The input:

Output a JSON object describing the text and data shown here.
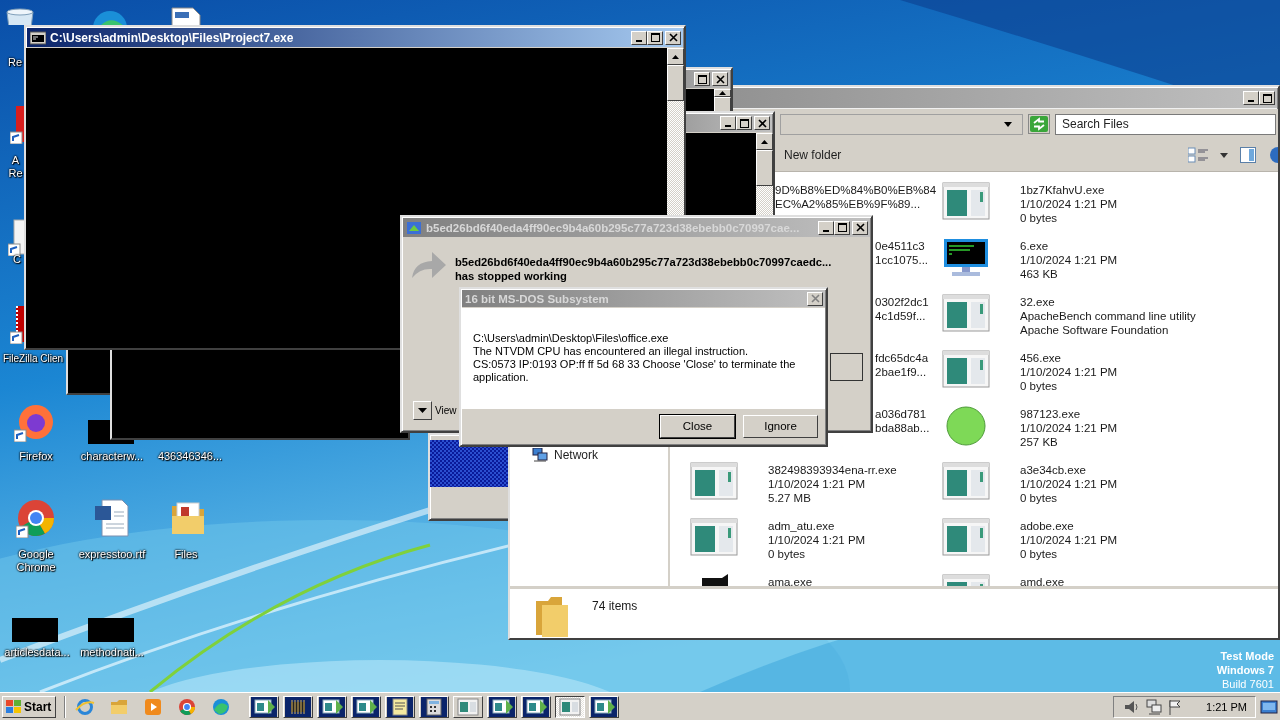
{
  "desktop_icons": [
    {
      "kind": "recycle",
      "label": "Re"
    },
    {
      "kind": "edge"
    },
    {
      "kind": "document"
    },
    {
      "kind": "acrobat",
      "label": "A Re"
    },
    {
      "kind": "blank-shortcut",
      "label": "C"
    },
    {
      "kind": "filezilla",
      "label": "FileZilla Clien"
    },
    {
      "kind": "firefox",
      "label": "Firefox"
    },
    {
      "kind": "black",
      "label": "characterw..."
    },
    {
      "kind": "none",
      "label": "436346346..."
    },
    {
      "kind": "chrome",
      "label": "Google Chrome"
    },
    {
      "kind": "word",
      "label": "expresstoo.rtf"
    },
    {
      "kind": "folder",
      "label": "Files"
    },
    {
      "kind": "black",
      "label": "articlesdata..."
    },
    {
      "kind": "black",
      "label": "methodnati..."
    }
  ],
  "background_windows": [
    {
      "kind": "console"
    },
    {
      "kind": "console"
    },
    {
      "kind": "console"
    },
    {
      "kind": "console"
    },
    {
      "kind": "panel"
    }
  ],
  "console_window": {
    "title": "C:\\Users\\admin\\Desktop\\Files\\Project7.exe"
  },
  "explorer": {
    "search": {
      "placeholder": "Search Files"
    },
    "new_folder": "New folder",
    "nav": [
      {
        "label": "Network"
      }
    ],
    "files_left": [
      {
        "kind": "partial",
        "lines": [
          "9D%B8%ED%84%B0%EB%84",
          "EC%A2%85%EB%9F%89..."
        ]
      },
      {
        "kind": "partial",
        "lines": [
          "0e4511c3",
          "1cc1075..."
        ]
      },
      {
        "kind": "partial",
        "lines": [
          "0302f2dc1",
          "4c1d59f..."
        ]
      },
      {
        "kind": "partial",
        "lines": [
          "fdc65dc4a",
          "2bae1f9..."
        ]
      },
      {
        "kind": "partial",
        "lines": [
          "a036d781",
          "bda88ab..."
        ]
      },
      {
        "kind": "exe",
        "lines": [
          "382498393934ena-rr.exe",
          "1/10/2024 1:21 PM",
          "5.27 MB"
        ]
      },
      {
        "kind": "exe",
        "lines": [
          "adm_atu.exe",
          "1/10/2024 1:21 PM",
          "0 bytes"
        ]
      },
      {
        "kind": "black",
        "lines": [
          "ama.exe"
        ]
      }
    ],
    "files_right": [
      {
        "kind": "exe",
        "lines": [
          "1bz7KfahvU.exe",
          "1/10/2024 1:21 PM",
          "0 bytes"
        ]
      },
      {
        "kind": "console",
        "lines": [
          "6.exe",
          "1/10/2024 1:21 PM",
          "463 KB"
        ]
      },
      {
        "kind": "exe",
        "lines": [
          "32.exe",
          "ApacheBench command line utility",
          "Apache Software Foundation"
        ]
      },
      {
        "kind": "exe",
        "lines": [
          "456.exe",
          "1/10/2024 1:21 PM",
          "0 bytes"
        ]
      },
      {
        "kind": "orb",
        "lines": [
          "987123.exe",
          "1/10/2024 1:21 PM",
          "257 KB"
        ]
      },
      {
        "kind": "exe",
        "lines": [
          "a3e34cb.exe",
          "1/10/2024 1:21 PM",
          "0 bytes"
        ]
      },
      {
        "kind": "exe",
        "lines": [
          "adobe.exe",
          "1/10/2024 1:21 PM",
          "0 bytes"
        ]
      },
      {
        "kind": "exe",
        "lines": [
          "amd.exe"
        ]
      }
    ],
    "status": "74 items"
  },
  "crash_dialog": {
    "title": "b5ed26bd6f40eda4ff90ec9b4a60b295c77a723d38ebebb0c70997cae...",
    "heading": "b5ed26bd6f40eda4ff90ec9b4a60b295c77a723d38ebebb0c70997caedc...",
    "subheading": "has stopped working",
    "details": "View"
  },
  "dos_dialog": {
    "title": "16 bit MS-DOS Subsystem",
    "message": [
      "C:\\Users\\admin\\Desktop\\Files\\office.exe",
      "The NTVDM CPU has encountered an illegal instruction.",
      "CS:0573 IP:0193 OP:ff ff 5d 68 33 Choose 'Close' to terminate the application."
    ],
    "buttons": [
      {
        "label": "Close",
        "default": true
      },
      {
        "label": "Ignore",
        "default": false
      }
    ]
  },
  "taskbar": {
    "start": "Start",
    "quick_launch": [
      {
        "kind": "ie"
      },
      {
        "kind": "explorer"
      },
      {
        "kind": "media"
      },
      {
        "kind": "chrome"
      },
      {
        "kind": "edge"
      }
    ],
    "tasks": [
      {
        "kind": "app",
        "selected": false
      },
      {
        "kind": "chip",
        "selected": false
      },
      {
        "kind": "app",
        "selected": false
      },
      {
        "kind": "app",
        "selected": false
      },
      {
        "kind": "doc",
        "selected": false
      },
      {
        "kind": "calc",
        "selected": false
      },
      {
        "kind": "window",
        "selected": false
      },
      {
        "kind": "app",
        "selected": false
      },
      {
        "kind": "app",
        "selected": false
      },
      {
        "kind": "window",
        "selected": true
      },
      {
        "kind": "app",
        "selected": false
      }
    ],
    "clock": "1:21 PM"
  },
  "os_notice": [
    "Test Mode",
    "Windows 7",
    "Build 7601"
  ]
}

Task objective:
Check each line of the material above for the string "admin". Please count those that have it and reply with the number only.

Task answer:
2